Cardi B is back in court this week, as her attorneys fight to prove that she is not responsible for the embarrassment a man claims he suffered due to one of her mixtapes.
The plaintiff in this case, body art afficionado and model Kevin Brophy, Jr. claims that an image of his back tattoo was used for the 2016 cover of Gangsta Bitch Music Vol. 1. The artwork in question features Cardi sitting in the back of a limousine with a male model kneeling in front of her, appearing to perform oral sex.
According to Rolling Stone, in their opening statements, attorneys on both sides agreed about how an image similar to Brophy’s tattoo came to appear on the cover. Following the original photo shoot, the graphic artist who designed the cover decided to replace the model’s tattoos with a different design.
He decided to use part of a tiger and serpent image he found online, which ended up being a picture of Brophy. He testified that he believes that design to be a core piece of who he is.
“It felt like my Michelangelo was stolen off the wall and just literally ripped off and robbed and just put wherever these people wanted to put it,” he recounted. “It looks like I’m giving oral sex to somebody that’s not my wife, somebody that’s not my partner, and an image that I never signed off on, ever.
He continued: “Being a father of two and a devoted husband and a man of faith as well, this goes against everything that I stand for, and I would never ever sign off on something like this.”
However, Cardi’s attorney Peter J. Anderson offered several arguments which he believes make Brophy’s complaint invalid. Namely, that the man on the Gangsta Bitch Music Vol. 1 cover is a Black man, who’s hair is also visible in the photo. Brophy is Caucasian and keeps his hair shaved.
Additionally, the model in the photo is missing another tattoo which appears on the plaintiff’s neck. In other words, Anderson argued, it’s unlikely that anyone would have seen the photo and believed Brophy was the man pictured.
“They have not identified any person, any member of the public, any friend who said that,” Anderson said.
As for Brophy’s claim that people have been contacting him about the artwork, the attorney added, “That’s a self-inflicted wound. He caused that by identifying himself when no one else had identified him as being the person in the image.”

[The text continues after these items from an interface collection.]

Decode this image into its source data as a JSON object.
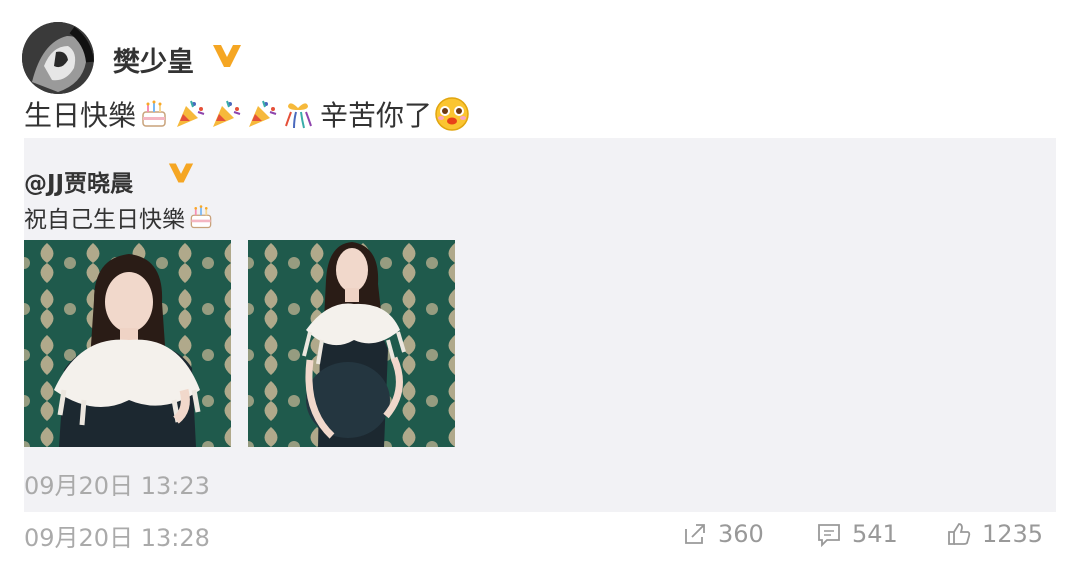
{
  "post": {
    "username": "樊少皇",
    "text_before": "生日快樂",
    "text_after": "辛苦你了",
    "emojis": [
      "cake-emoji",
      "party-popper-emoji",
      "party-popper-emoji",
      "party-popper-emoji",
      "gift-emoji",
      "blush-face-emoji"
    ],
    "time": "09月20日 13:28"
  },
  "repost": {
    "username": "@JJ贾晓晨",
    "text": "祝自己生日快樂",
    "emojis": [
      "cake-emoji"
    ],
    "time": "09月20日 13:23"
  },
  "actions": {
    "share_count": "360",
    "comment_count": "541",
    "like_count": "1235"
  },
  "colors": {
    "verified_badge": "#f5a623",
    "repost_bg": "#f2f2f5",
    "meta_text": "#aaaaaa"
  }
}
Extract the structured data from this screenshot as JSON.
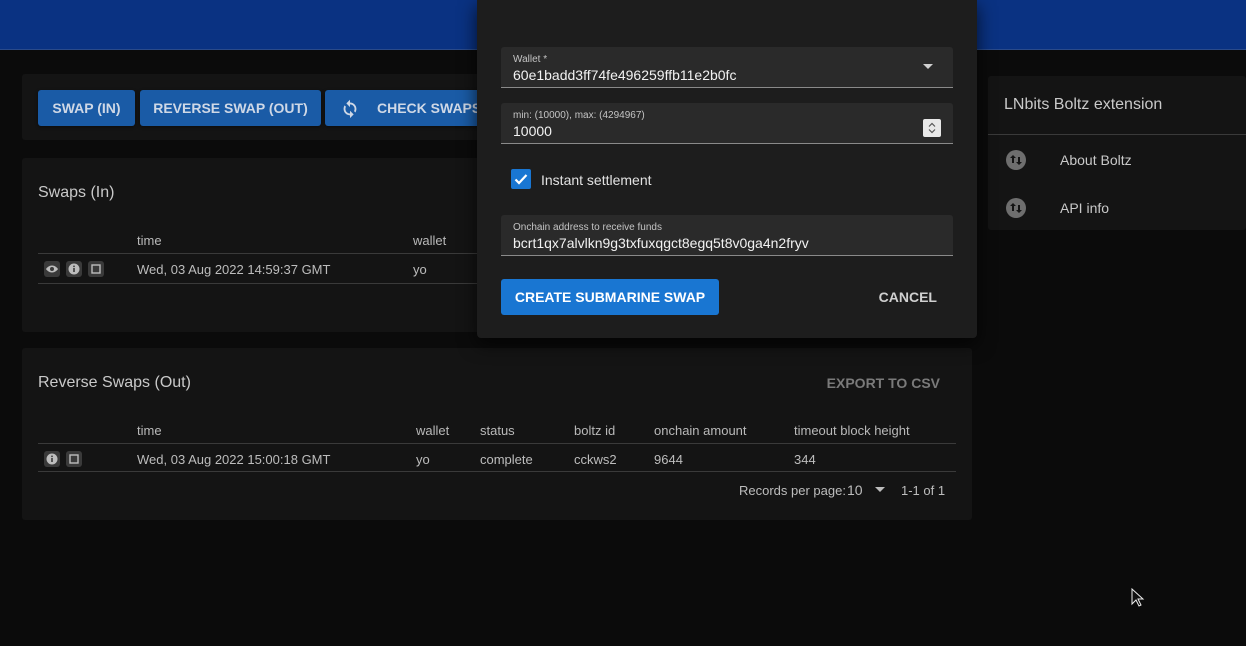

Anderson also went on to inform the jury that the tattoo featured on the mixtape cover was edited by the graphic artist, effectively making it a new image. Even if the original tattoo had not been edited, the work remains the tattoo artist’s intellectual property.
Still, Brophy’s attorney’s argue that the “Hot Shit” rapper should have never used the body art at all.
“This was his likeness,” attorney A. Barry Cappello said. “It’s the personal property, it’s the personal identity of a private citizen, not another celebrity. This is a private person. Unless you ask for it or you pay for it, you can’t take it under the laws of the land… You can’t take somebody else’s image and do something offensive with it, hold it in a false light.”
While she is expected to testify in during the four-day trial, Cardi observed silently on Tuesday (October 18) as her attorney’s presented their case, Rolling Stone reports. Jurors on this case were told by U.S. District Judge Cormac J. Carney that the trial should run through this week.
Meanwhile, Cardi finds herself still embroiled in legal drama with Tasha K. Despite having been awarded $3.8 million in her defamation lawsuit against the vlogger, she and her legal team were back in court this week requesting a judge to intervene in securing her payment.
According to AllHipHop, Judge William M. Ray II has granted Cardi B’s motion requesting a Supersedeas Bond, which requires the internet personality to provide collateral to cover a payment of $3,863,753.47 through a bond company.
The decision came after Tasha (real name Latasha Kebe) requested the courts stop the “Up” rapper’s attempt to garnish her wages.